If you want to earn well as a freelance writer, make sure there is a market for the type of content you’d like to write. You need to find businesses with budgets.
Remember, you are selling the results you get clients as a freelance writer. You aren’t paid to write, you are paid to sell.
A good way to test the market is to see what’s advertised on job boards. As a reminder, to get the highest pay rates, you’ll want to pitch companies directly, but job boards can help with the research.
The Ultimate Freelance Writing Niche Test
“Work is the bridge between dreams and reality.” – Jared Leto
There’s always a difference between what you think something will be like and what it is actually like. Said another way, you can’t truly know what you want to write about until you start writing about it.
So, to test it out, create a writing sample. This is a low-risk way to try out a niche.
As an example, maybe you think you’d love to write B2B SaaS content for Content Management Solution providers. But then you read about “headless CMS solutions” (yes, that’s a thing), and your eyes glaze over. Not a good sign.
You’ll need a sample anyway for potential clients, so this solves two issues at once.
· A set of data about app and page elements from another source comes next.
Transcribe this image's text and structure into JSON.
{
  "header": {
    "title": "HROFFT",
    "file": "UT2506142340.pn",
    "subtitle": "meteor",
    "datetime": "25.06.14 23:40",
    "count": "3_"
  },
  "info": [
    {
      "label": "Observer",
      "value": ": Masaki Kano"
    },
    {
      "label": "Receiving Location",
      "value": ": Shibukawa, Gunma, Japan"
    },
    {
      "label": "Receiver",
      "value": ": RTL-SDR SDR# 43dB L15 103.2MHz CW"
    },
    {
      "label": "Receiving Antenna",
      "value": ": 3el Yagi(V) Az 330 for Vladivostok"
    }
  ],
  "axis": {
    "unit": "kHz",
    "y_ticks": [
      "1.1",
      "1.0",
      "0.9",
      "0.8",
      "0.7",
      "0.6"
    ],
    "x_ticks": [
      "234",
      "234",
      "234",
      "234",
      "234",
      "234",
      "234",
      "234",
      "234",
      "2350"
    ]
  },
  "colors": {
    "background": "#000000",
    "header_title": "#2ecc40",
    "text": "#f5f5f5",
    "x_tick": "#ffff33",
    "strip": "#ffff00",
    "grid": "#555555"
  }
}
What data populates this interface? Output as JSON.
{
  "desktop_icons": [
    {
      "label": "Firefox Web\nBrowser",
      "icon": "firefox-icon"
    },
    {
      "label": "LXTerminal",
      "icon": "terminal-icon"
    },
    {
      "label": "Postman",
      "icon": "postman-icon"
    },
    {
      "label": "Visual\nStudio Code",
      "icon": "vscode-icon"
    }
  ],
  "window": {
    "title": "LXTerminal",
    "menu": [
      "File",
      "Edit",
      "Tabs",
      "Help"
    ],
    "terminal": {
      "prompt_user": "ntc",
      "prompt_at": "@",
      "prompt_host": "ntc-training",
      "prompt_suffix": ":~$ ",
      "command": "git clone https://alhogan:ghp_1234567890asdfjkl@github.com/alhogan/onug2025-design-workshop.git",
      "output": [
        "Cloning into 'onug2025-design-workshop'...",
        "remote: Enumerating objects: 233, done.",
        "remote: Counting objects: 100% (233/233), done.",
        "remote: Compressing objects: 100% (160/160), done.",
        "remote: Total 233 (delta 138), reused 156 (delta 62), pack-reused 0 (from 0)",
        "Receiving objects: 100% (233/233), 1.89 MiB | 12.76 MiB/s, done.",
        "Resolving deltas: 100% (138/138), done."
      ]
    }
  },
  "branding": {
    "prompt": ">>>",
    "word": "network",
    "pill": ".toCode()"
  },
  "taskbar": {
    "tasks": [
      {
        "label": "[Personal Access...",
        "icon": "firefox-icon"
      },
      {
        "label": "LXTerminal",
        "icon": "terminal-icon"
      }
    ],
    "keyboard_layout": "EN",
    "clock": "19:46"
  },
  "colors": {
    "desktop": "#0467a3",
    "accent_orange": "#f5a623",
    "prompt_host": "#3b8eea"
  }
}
Create a sample to both test the niche and to have something to show prospects.
Bonus Tip: An excellent way to test a niche is to write a guest post. This is a three-for-one deal, as not only can you test the waters, provide proof you can write in that niche, but you could also gain exposure to potential clients.
If Nothing Else, Just Get Started
Take a deep breath.
If you are new to the freelance writing biz, don’t worry about specific niches yet. It’s okay to be a generalist.
Start exploring these profitable freelance writing niches. But think of this process as a series of experiments to unfold over time.
Use this information to pick a few topic niches to position yourself in, and get started.
The important part is to begin working on your freelance writing business. And as you gain experience, be ready to niche down and specialize.
But decide to make a decision. Start experimenting today.